Stored records
§
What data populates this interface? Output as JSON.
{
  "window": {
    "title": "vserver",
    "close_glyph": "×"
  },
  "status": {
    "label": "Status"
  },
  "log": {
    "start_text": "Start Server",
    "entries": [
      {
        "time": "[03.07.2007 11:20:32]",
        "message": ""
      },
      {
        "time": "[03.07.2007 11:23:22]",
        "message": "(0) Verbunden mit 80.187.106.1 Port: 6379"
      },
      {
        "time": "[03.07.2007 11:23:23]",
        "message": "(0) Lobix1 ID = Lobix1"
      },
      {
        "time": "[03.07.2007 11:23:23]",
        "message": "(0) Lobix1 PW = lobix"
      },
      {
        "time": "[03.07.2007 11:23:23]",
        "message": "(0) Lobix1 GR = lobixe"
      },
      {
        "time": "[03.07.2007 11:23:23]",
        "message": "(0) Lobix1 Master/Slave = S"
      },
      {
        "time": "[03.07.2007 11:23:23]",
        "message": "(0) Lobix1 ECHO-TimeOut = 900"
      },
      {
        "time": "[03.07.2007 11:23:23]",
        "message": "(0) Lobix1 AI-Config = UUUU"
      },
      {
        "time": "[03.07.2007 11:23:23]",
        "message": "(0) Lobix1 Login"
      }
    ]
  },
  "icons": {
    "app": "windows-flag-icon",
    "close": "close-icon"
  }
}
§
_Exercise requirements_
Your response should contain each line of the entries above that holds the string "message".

_Response to this exercise_
        "message": ""
        "message": "(0) Verbunden mit 80.187.106.1 Port: 6379"
        "message": "(0) Lobix1 ID = Lobix1"
        "message": "(0) Lobix1 PW = lobix"
        "message": "(0) Lobix1 GR = lobixe"
        "message": "(0) Lobix1 Master/Slave = S"
        "message": "(0) Lobix1 ECHO-TimeOut = 900"
        "message": "(0) Lobix1 AI-Config = UUUU"
        "message": "(0) Lobix1 Login"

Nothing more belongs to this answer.